3. Why are some materials still restricted if they have no known copyright or otherwise appear open?

A collection may remain restricted due to content considerations—for example, if it contains sacred materials or individuals’ personal information. If you encounter a situation like this, the library may identify other means for making these collections available to you (preparing a redacted version, granting individual temporary access, allowing in-person access, and so on).

4. How do I obtain permission to use library materials in a publication?

You don’t need to obtain permission to use materials marked “No Known Copyright.” Just download the item’s scanned image and credit “Church History Library, Salt Lake City, Utah” next to the image in your publication.

If the rights statement indicates that an item’s rights are held by someone else, you will need to ask that rights holder for permission. Permission requests will vary depending on who the holder is. For example, to obtain permission to use Church materials (those that are labeled “owned” or “licensed” by Intellectual Reserve, Inc.) in a publication, you should submit a permission request to the Church’s Intellectual Property Office. However, many of the rights to materials in the Church History Library belong to external (third) parties. If IP rights belong to a party other than the Church, it is your responsibility to secure authorization from the rights holder.

Likewise, if you have questions about trademarks or current Church media resources, please contact the Intellectual Property Office. For more information on the use of library materials, please visit Information Regarding Rights to Use Materials in the Church History Catalog, or contact a Church History Library consultant using our online Ask Us service.

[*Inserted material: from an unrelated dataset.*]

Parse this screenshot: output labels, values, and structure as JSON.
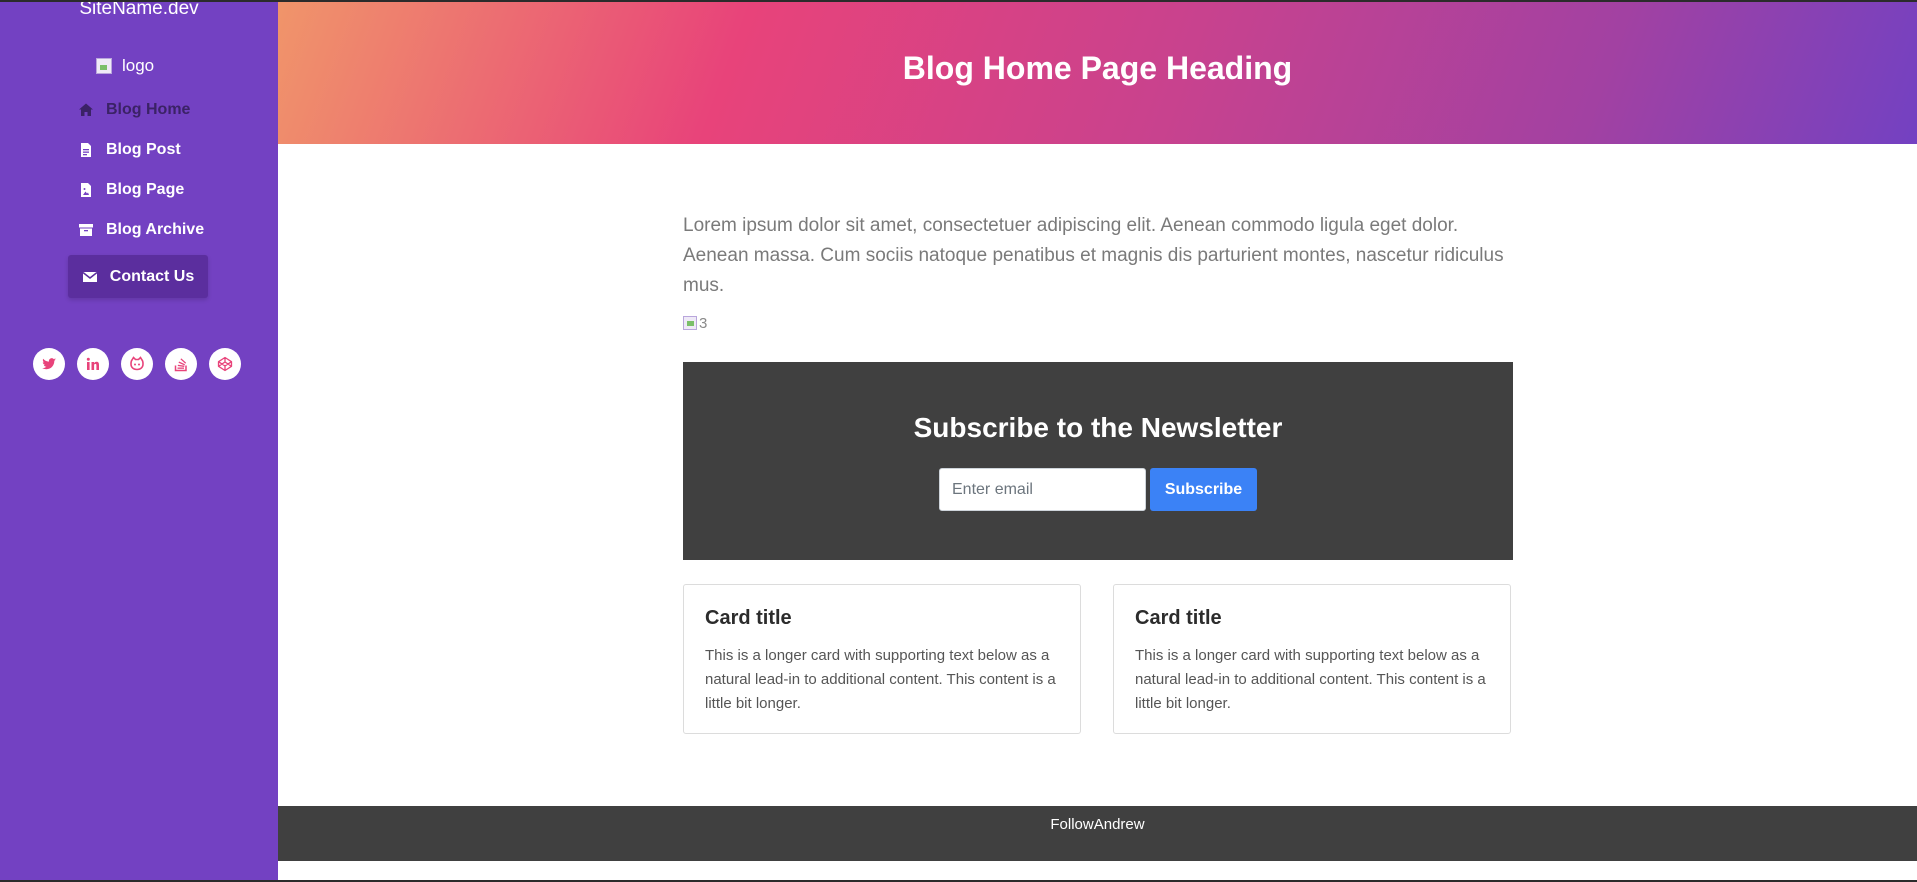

When using Church History Library materials in your publication, please follow your publisher’s citation style guidelines. Additionally, the Church History Library has prepared a set of citation guidelines for many types of documents and materials found in the Church History Library and Church History Museum.

5. Can I post material found in library collections on FamilySearch?

For many items in the Church History Library, a FamilySearch icon appears on the catalog entry. Click the icon to attach the item to a person’s FamilySearch record.

A catalog record that can be linked to FamilySearch. Note the FamilySearch icon.

If an item doesn’t display the FamilySearch icon, you can simply place a link in the FamilySearch record referencing back to the catalog entry.